Often times a great deal of the conflict between parent and student throughout the college search process will come as a result of money. A lack thereof, typically, as few families are truly prepared to face the costs associated with attending college. That said, there are various ways to pay for college, to cover expenses beyond what the family contributes and beyond institutional scholarships. Federal grants, for example, can be rewarded to a student based on financial need and do not need to be repaid. Federal student loans, in contrast, are fixed-interest loans which must be paid back to the U.S. government after graduation from college. Students and their parents/guardians may also be able to borrow from private institutions to pay for college if federal loan award amounts are insufficient to cover college costs. Your student’s eligibility for federal loans and grants is determined each year after completing the Free Application for Federal Student Aid (FAFSA). A college may also offer a work-study award based on the FAFSA, providing an opportunity for your child to work part-time on campus while attending college. All of these opportunities give way for students to be able to attend college and make a meaningful change for their future.

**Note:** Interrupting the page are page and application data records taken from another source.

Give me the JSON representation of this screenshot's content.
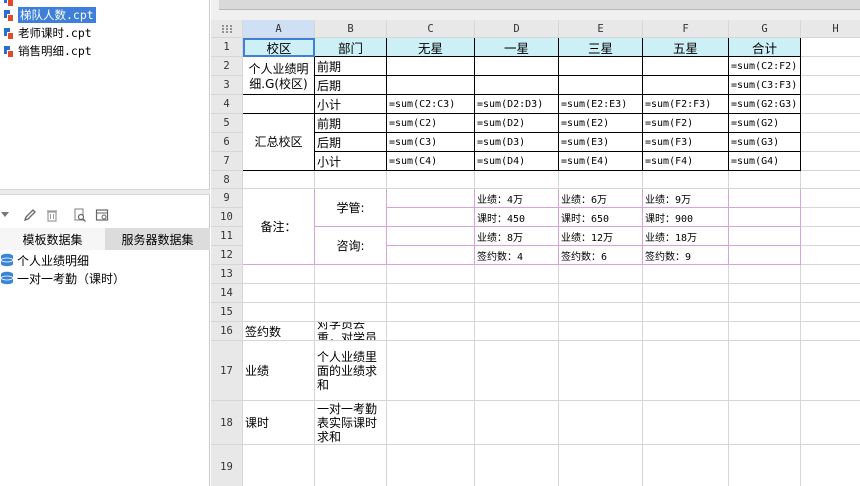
{
  "file_tree": {
    "files": [
      {
        "label": "梯队人数.cpt",
        "selected": true
      },
      {
        "label": "老师课时.cpt",
        "selected": false
      },
      {
        "label": "销售明细.cpt",
        "selected": false
      }
    ]
  },
  "dataset_panel": {
    "tabs": [
      "模板数据集",
      "服务器数据集"
    ],
    "datasets": [
      "个人业绩明细",
      "一对一考勤（课时）"
    ]
  },
  "sheet": {
    "columns": [
      "A",
      "B",
      "C",
      "D",
      "E",
      "F",
      "G",
      "H"
    ],
    "rows": [
      "1",
      "2",
      "3",
      "4",
      "5",
      "6",
      "7",
      "8",
      "9",
      "10",
      "11",
      "12",
      "13",
      "14",
      "15",
      "16",
      "17",
      "18",
      "19"
    ],
    "cells": {
      "A1": "校区",
      "B1": "部门",
      "C1": "无星",
      "D1": "一星",
      "E1": "三星",
      "F1": "五星",
      "G1": "合计",
      "A2": "个人业绩明细.G(校区)",
      "B2": "前期",
      "G2": "=sum(C2:F2)",
      "B3": "后期",
      "G3": "=sum(C3:F3)",
      "B4": "小计",
      "C4": "=sum(C2:C3)",
      "D4": "=sum(D2:D3)",
      "E4": "=sum(E2:E3)",
      "F4": "=sum(F2:F3)",
      "G4": "=sum(G2:G3)",
      "A5": "汇总校区",
      "B5": "前期",
      "C5": "=sum(C2)",
      "D5": "=sum(D2)",
      "E5": "=sum(E2)",
      "F5": "=sum(F2)",
      "G5": "=sum(G2)",
      "B6": "后期",
      "C6": "=sum(C3)",
      "D6": "=sum(D3)",
      "E6": "=sum(E3)",
      "F6": "=sum(F3)",
      "G6": "=sum(G3)",
      "B7": "小计",
      "C7": "=sum(C4)",
      "D7": "=sum(D4)",
      "E7": "=sum(E4)",
      "F7": "=sum(F4)",
      "G7": "=sum(G4)",
      "A9": "备注：",
      "B9": "学管:",
      "D9": "业绩：4万",
      "E9": "业绩：6万",
      "F9": "业绩：9万",
      "D10": "课时：450",
      "E10": "课时：650",
      "F10": "课时：900",
      "B11": "咨询:",
      "D11": "业绩：8万",
      "E11": "业绩：12万",
      "F11": "业绩：18万",
      "D12": "签约数：4",
      "E12": "签约数：6",
      "F12": "签约数：9",
      "A16": "签约数",
      "B16": "个人业绩表对学员去重，对学员统计个数",
      "A17": "业绩",
      "B17": "个人业绩里面的业绩求和",
      "A18": "课时",
      "B18": "一对一考勤表实际课时求和"
    }
  },
  "colors": {
    "header_fill": "#cdf0f7",
    "selection": "#3d7fd9",
    "grid_line": "#d6d6d6",
    "remark_border": "#d9a3d9"
  }
}
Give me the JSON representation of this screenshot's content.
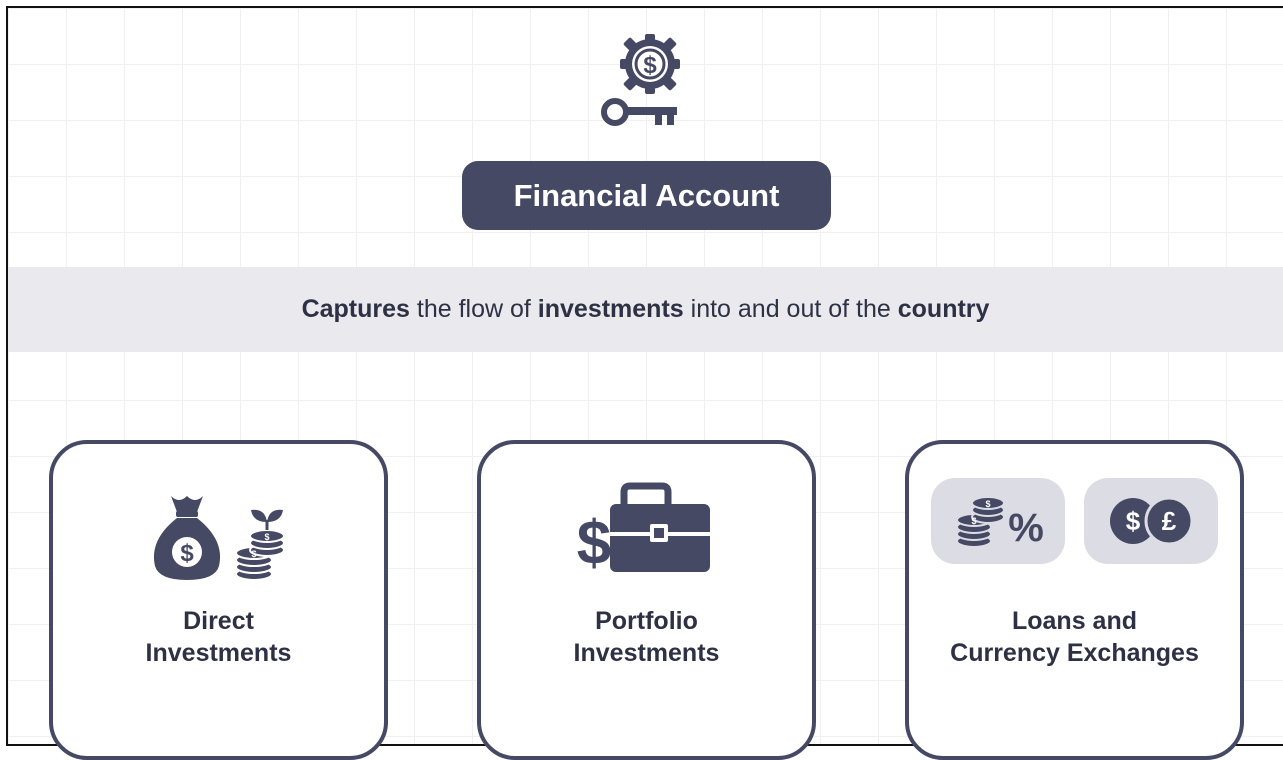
{
  "header": {
    "title": "Financial Account",
    "icon": "gear-dollar-key-icon"
  },
  "band": {
    "w1": "Captures",
    "t1": " the flow of ",
    "w2": "investments",
    "t2": " into and out of the ",
    "w3": "country"
  },
  "cards": [
    {
      "line1": "Direct",
      "line2": "Investments",
      "icon": "money-bag-coins-icon"
    },
    {
      "line1": "Portfolio",
      "line2": "Investments",
      "icon": "dollar-briefcase-icon"
    },
    {
      "line1": "Loans and",
      "line2": "Currency Exchanges",
      "icons": [
        "coins-percent-icon",
        "dollar-pound-icon"
      ]
    }
  ],
  "symbols": {
    "dollar": "$",
    "percent": "%",
    "pound": "£"
  },
  "colors": {
    "primary": "#464964",
    "band": "#e9e9ee",
    "chip": "#dcdce4"
  }
}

To learn more about the financial aid process and how to navigate it, please check out the resource accompanying this post.
The Parent-Student Relationship In College Searches for more information on the college search process, be sure to check out the Encourage App